----- Data -----

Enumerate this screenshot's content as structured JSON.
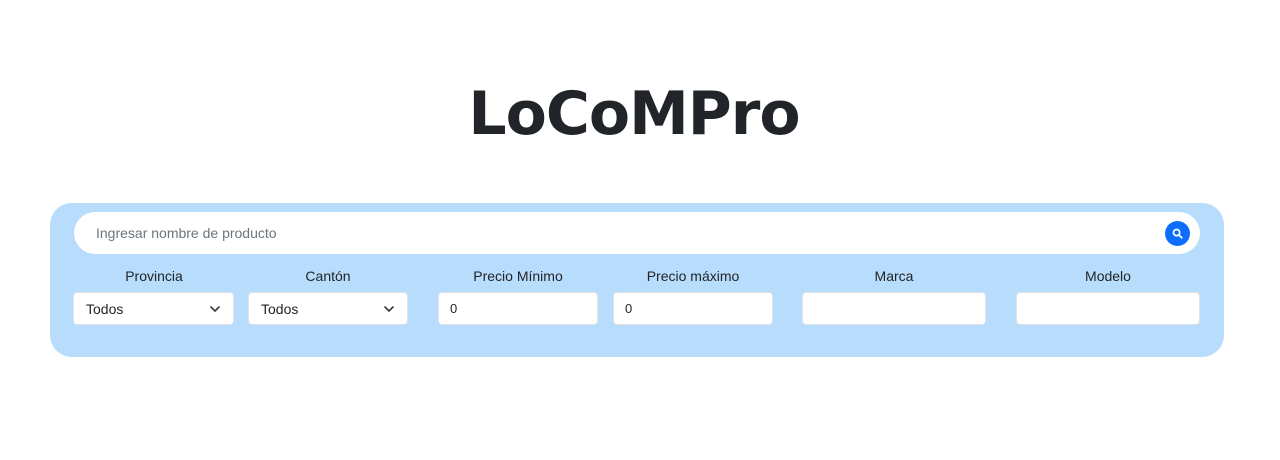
{
  "header": {
    "title": "LoCoMPro"
  },
  "search": {
    "placeholder": "Ingresar nombre de producto",
    "value": "",
    "button_icon": "search-icon",
    "button_color": "#0d6efd"
  },
  "panel": {
    "background": "#b8dcfb"
  },
  "filters": {
    "provincia": {
      "label": "Provincia",
      "selected": "Todos"
    },
    "canton": {
      "label": "Cantón",
      "selected": "Todos"
    },
    "precio_minimo": {
      "label": "Precio Mínimo",
      "value": "0"
    },
    "precio_maximo": {
      "label": "Precio máximo",
      "value": "0"
    },
    "marca": {
      "label": "Marca",
      "value": ""
    },
    "modelo": {
      "label": "Modelo",
      "value": ""
    }
  }
}
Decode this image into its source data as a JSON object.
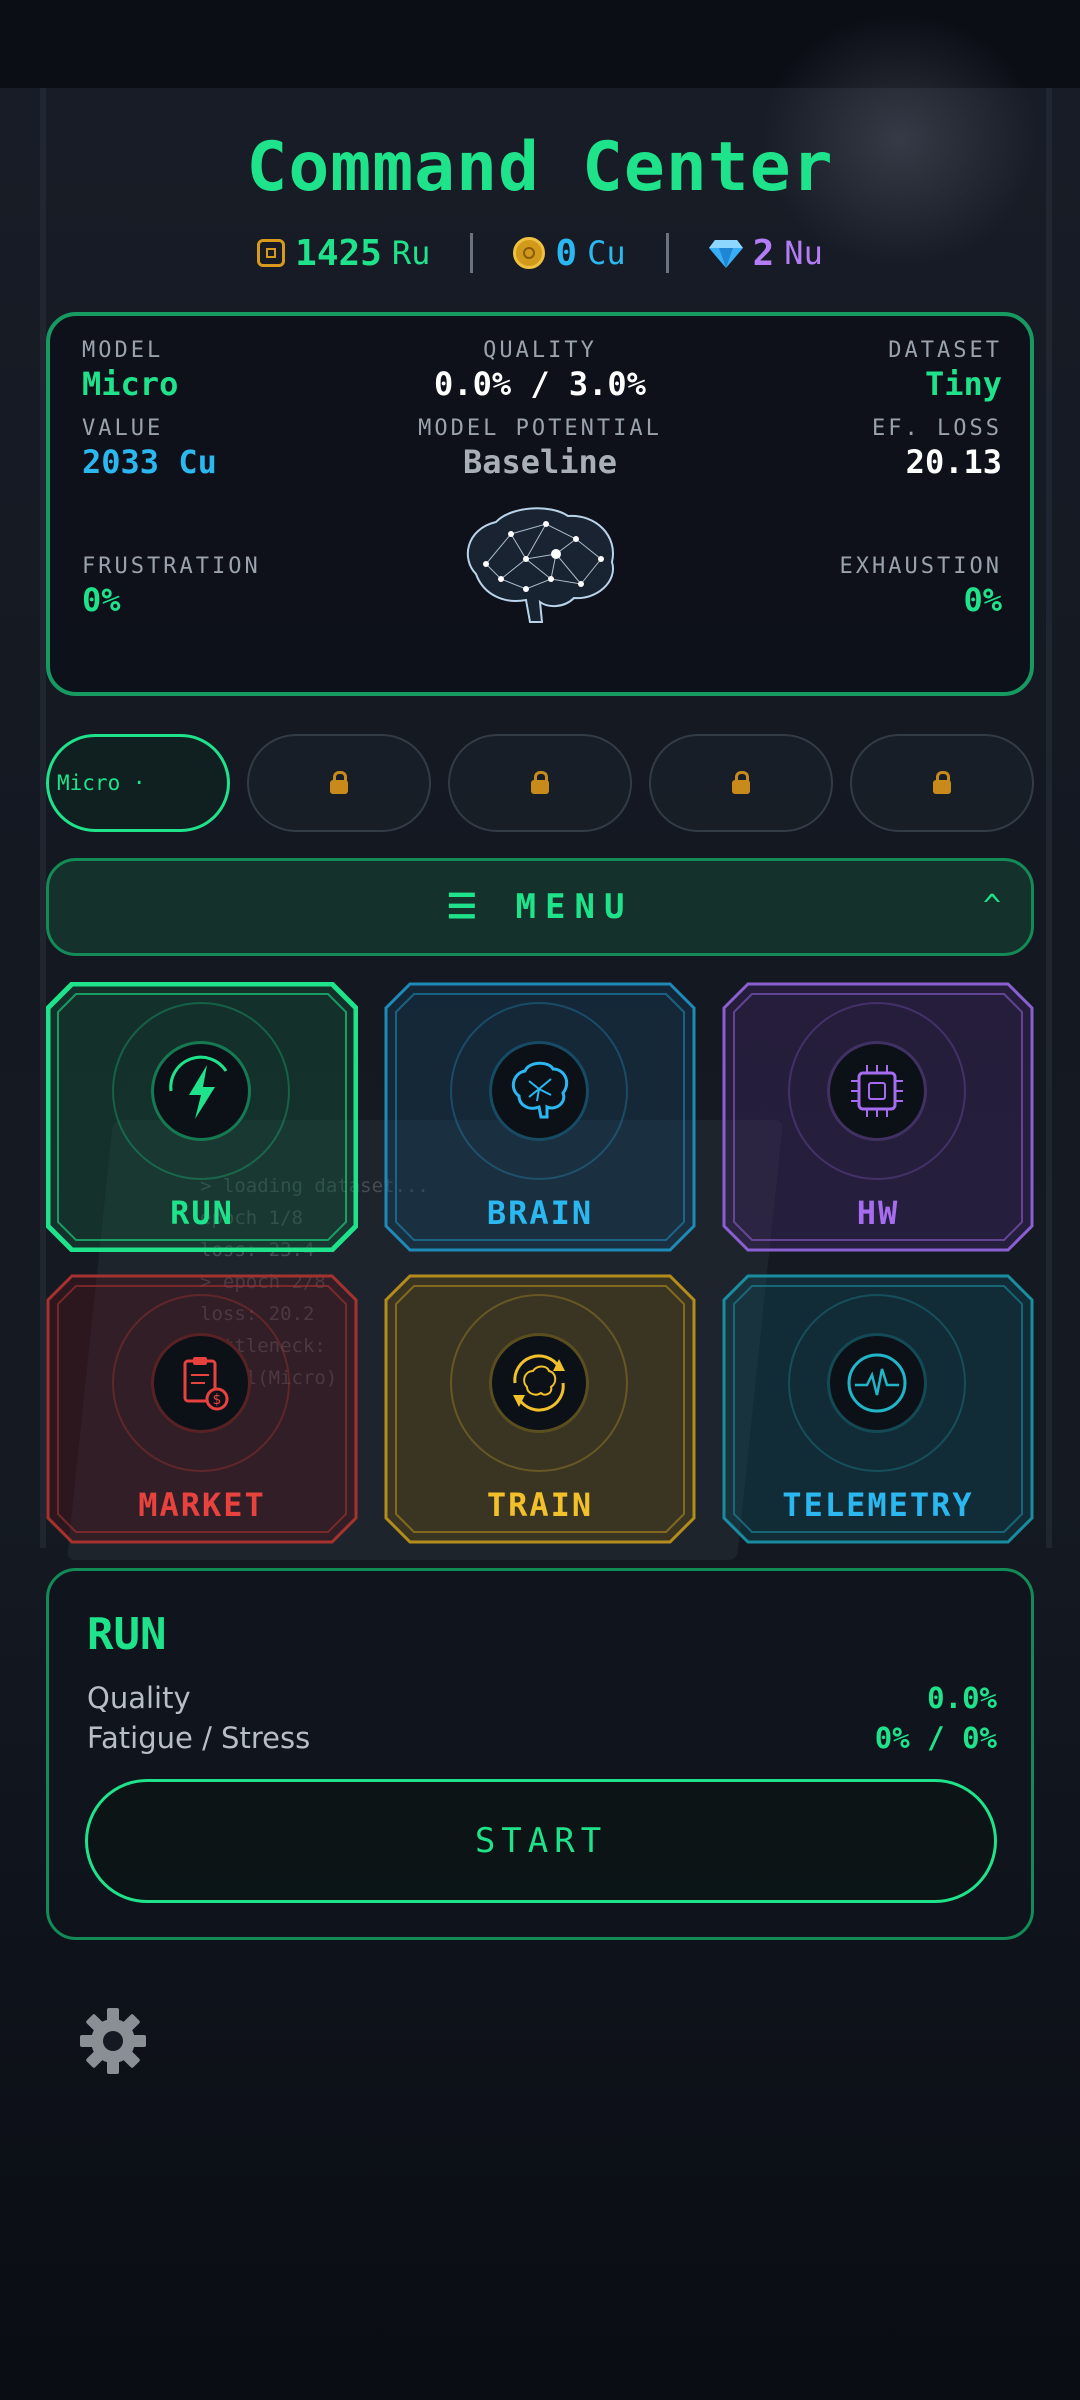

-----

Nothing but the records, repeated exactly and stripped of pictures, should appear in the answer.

Enumerate this screenshot's content as structured JSON.
{
  "header": {
    "title": "LoCoMPro"
  },
  "search": {
    "placeholder": "Ingresar nombre de producto",
    "value": "",
    "button_icon": "search-icon",
    "button_color": "#0d6efd"
  },
  "panel": {
    "background": "#b8dcfb"
  },
  "filters": {
    "provincia": {
      "label": "Provincia",
      "selected": "Todos"
    },
    "canton": {
      "label": "Cantón",
      "selected": "Todos"
    },
    "precio_minimo": {
      "label": "Precio Mínimo",
      "value": "0"
    },
    "precio_maximo": {
      "label": "Precio máximo",
      "value": "0"
    },
    "marca": {
      "label": "Marca",
      "value": ""
    },
    "modelo": {
      "label": "Modelo",
      "value": ""
    }
  }
}
Decode this image into its source data as a JSON object.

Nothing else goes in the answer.